*Your goal*: Whatever the records say, set them down exactly.

-=-=-

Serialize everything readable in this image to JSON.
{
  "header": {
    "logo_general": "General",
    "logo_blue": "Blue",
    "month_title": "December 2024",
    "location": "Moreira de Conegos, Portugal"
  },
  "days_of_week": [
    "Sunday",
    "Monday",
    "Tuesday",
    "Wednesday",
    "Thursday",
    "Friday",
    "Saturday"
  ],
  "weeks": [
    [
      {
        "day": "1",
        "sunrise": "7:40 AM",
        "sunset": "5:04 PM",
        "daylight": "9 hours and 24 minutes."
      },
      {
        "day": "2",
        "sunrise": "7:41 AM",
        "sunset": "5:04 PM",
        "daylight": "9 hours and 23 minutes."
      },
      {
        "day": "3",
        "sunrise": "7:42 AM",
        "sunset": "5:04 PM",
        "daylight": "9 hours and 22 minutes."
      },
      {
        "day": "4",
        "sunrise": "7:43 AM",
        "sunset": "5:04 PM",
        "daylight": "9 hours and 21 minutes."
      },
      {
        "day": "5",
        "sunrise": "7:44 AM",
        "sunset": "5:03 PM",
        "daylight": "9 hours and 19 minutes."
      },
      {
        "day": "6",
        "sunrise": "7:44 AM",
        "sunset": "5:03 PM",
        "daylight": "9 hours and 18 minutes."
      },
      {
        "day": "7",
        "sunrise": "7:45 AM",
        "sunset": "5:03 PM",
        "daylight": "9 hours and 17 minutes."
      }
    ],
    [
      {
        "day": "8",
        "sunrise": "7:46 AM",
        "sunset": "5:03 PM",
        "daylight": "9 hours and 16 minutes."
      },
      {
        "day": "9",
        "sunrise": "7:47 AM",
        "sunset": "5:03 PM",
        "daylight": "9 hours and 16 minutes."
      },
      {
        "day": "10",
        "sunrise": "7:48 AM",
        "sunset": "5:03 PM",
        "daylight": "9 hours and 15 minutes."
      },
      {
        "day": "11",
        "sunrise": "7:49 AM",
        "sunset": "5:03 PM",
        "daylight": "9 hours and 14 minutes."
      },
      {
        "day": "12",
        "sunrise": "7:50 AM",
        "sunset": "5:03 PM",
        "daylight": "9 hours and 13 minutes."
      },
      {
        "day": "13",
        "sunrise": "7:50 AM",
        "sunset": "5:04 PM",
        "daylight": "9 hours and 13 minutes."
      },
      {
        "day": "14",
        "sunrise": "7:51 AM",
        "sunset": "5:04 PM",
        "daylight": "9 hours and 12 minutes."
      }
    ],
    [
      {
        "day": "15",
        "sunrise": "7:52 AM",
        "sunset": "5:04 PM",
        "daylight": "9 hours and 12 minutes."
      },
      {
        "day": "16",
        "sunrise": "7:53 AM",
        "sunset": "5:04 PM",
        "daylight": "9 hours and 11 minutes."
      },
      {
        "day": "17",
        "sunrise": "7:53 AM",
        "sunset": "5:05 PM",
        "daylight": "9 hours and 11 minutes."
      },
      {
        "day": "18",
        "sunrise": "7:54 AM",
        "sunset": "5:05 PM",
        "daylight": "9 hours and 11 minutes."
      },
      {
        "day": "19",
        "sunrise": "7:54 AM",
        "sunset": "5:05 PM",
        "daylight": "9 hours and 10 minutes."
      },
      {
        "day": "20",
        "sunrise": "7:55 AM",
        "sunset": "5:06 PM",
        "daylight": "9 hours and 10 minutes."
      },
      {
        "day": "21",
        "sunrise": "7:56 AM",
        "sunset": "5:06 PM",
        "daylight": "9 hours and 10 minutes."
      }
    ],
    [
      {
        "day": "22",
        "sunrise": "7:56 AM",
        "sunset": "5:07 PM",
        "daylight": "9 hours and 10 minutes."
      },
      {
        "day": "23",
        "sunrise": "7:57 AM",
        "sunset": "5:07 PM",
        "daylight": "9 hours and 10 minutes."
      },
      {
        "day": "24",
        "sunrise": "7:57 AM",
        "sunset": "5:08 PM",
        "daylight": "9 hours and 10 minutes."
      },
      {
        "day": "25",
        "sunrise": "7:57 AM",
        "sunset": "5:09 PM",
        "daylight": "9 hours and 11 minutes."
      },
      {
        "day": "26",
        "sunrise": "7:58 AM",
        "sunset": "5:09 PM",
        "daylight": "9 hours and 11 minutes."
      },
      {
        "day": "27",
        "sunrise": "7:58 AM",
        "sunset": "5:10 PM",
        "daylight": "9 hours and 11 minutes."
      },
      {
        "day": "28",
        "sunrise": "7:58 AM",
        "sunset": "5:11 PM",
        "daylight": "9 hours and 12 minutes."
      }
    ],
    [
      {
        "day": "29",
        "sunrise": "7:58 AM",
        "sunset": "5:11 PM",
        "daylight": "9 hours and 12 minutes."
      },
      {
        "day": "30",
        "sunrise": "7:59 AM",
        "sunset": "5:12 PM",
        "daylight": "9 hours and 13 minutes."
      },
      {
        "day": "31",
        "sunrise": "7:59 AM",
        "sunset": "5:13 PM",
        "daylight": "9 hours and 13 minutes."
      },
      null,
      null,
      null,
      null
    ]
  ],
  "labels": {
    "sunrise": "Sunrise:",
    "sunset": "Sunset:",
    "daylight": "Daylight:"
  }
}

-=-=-

*Answer section*:
Serialize everything readable in this image to JSON.
{
  "header": {
    "logo_general": "General",
    "logo_blue": "Blue",
    "month_title": "December 2024",
    "location": "Moreira de Conegos, Portugal"
  },
  "days_of_week": [
    "Sunday",
    "Monday",
    "Tuesday",
    "Wednesday",
    "Thursday",
    "Friday",
    "Saturday"
  ],
  "weeks": [
    [
      {
        "day": "1",
        "sunrise": "7:40 AM",
        "sunset": "5:04 PM",
        "daylight": "9 hours and 24 minutes."
      },
      {
        "day": "2",
        "sunrise": "7:41 AM",
        "sunset": "5:04 PM",
        "daylight": "9 hours and 23 minutes."
      },
      {
        "day": "3",
        "sunrise": "7:42 AM",
        "sunset": "5:04 PM",
        "daylight": "9 hours and 22 minutes."
      },
      {
        "day": "4",
        "sunrise": "7:43 AM",
        "sunset": "5:04 PM",
        "daylight": "9 hours and 21 minutes."
      },
      {
        "day": "5",
        "sunrise": "7:44 AM",
        "sunset": "5:03 PM",
        "daylight": "9 hours and 19 minutes."
      },
      {
        "day": "6",
        "sunrise": "7:44 AM",
        "sunset": "5:03 PM",
        "daylight": "9 hours and 18 minutes."
      },
      {
        "day": "7",
        "sunrise": "7:45 AM",
        "sunset": "5:03 PM",
        "daylight": "9 hours and 17 minutes."
      }
    ],
    [
      {
        "day": "8",
        "sunrise": "7:46 AM",
        "sunset": "5:03 PM",
        "daylight": "9 hours and 16 minutes."
      },
      {
        "day": "9",
        "sunrise": "7:47 AM",
        "sunset": "5:03 PM",
        "daylight": "9 hours and 16 minutes."
      },
      {
        "day": "10",
        "sunrise": "7:48 AM",
        "sunset": "5:03 PM",
        "daylight": "9 hours and 15 minutes."
      },
      {
        "day": "11",
        "sunrise": "7:49 AM",
        "sunset": "5:03 PM",
        "daylight": "9 hours and 14 minutes."
      },
      {
        "day": "12",
        "sunrise": "7:50 AM",
        "sunset": "5:03 PM",
        "daylight": "9 hours and 13 minutes."
      },
      {
        "day": "13",
        "sunrise": "7:50 AM",
        "sunset": "5:04 PM",
        "daylight": "9 hours and 13 minutes."
      },
      {
        "day": "14",
        "sunrise": "7:51 AM",
        "sunset": "5:04 PM",
        "daylight": "9 hours and 12 minutes."
      }
    ],
    [
      {
        "day": "15",
        "sunrise": "7:52 AM",
        "sunset": "5:04 PM",
        "daylight": "9 hours and 12 minutes."
      },
      {
        "day": "16",
        "sunrise": "7:53 AM",
        "sunset": "5:04 PM",
        "daylight": "9 hours and 11 minutes."
      },
      {
        "day": "17",
        "sunrise": "7:53 AM",
        "sunset": "5:05 PM",
        "daylight": "9 hours and 11 minutes."
      },
      {
        "day": "18",
        "sunrise": "7:54 AM",
        "sunset": "5:05 PM",
        "daylight": "9 hours and 11 minutes."
      },
      {
        "day": "19",
        "sunrise": "7:54 AM",
        "sunset": "5:05 PM",
        "daylight": "9 hours and 10 minutes."
      },
      {
        "day": "20",
        "sunrise": "7:55 AM",
        "sunset": "5:06 PM",
        "daylight": "9 hours and 10 minutes."
      },
      {
        "day": "21",
        "sunrise": "7:56 AM",
        "sunset": "5:06 PM",
        "daylight": "9 hours and 10 minutes."
      }
    ],
    [
      {
        "day": "22",
        "sunrise": "7:56 AM",
        "sunset": "5:07 PM",
        "daylight": "9 hours and 10 minutes."
      },
      {
        "day": "23",
        "sunrise": "7:57 AM",
        "sunset": "5:07 PM",
        "daylight": "9 hours and 10 minutes."
      },
      {
        "day": "24",
        "sunrise": "7:57 AM",
        "sunset": "5:08 PM",
        "daylight": "9 hours and 10 minutes."
      },
      {
        "day": "25",
        "sunrise": "7:57 AM",
        "sunset": "5:09 PM",
        "daylight": "9 hours and 11 minutes."
      },
      {
        "day": "26",
        "sunrise": "7:58 AM",
        "sunset": "5:09 PM",
        "daylight": "9 hours and 11 minutes."
      },
      {
        "day": "27",
        "sunrise": "7:58 AM",
        "sunset": "5:10 PM",
        "daylight": "9 hours and 11 minutes."
      },
      {
        "day": "28",
        "sunrise": "7:58 AM",
        "sunset": "5:11 PM",
        "daylight": "9 hours and 12 minutes."
      }
    ],
    [
      {
        "day": "29",
        "sunrise": "7:58 AM",
        "sunset": "5:11 PM",
        "daylight": "9 hours and 12 minutes."
      },
      {
        "day": "30",
        "sunrise": "7:59 AM",
        "sunset": "5:12 PM",
        "daylight": "9 hours and 13 minutes."
      },
      {
        "day": "31",
        "sunrise": "7:59 AM",
        "sunset": "5:13 PM",
        "daylight": "9 hours and 13 minutes."
      },
      null,
      null,
      null,
      null
    ]
  ],
  "labels": {
    "sunrise": "Sunrise:",
    "sunset": "Sunset:",
    "daylight": "Daylight:"
  }
}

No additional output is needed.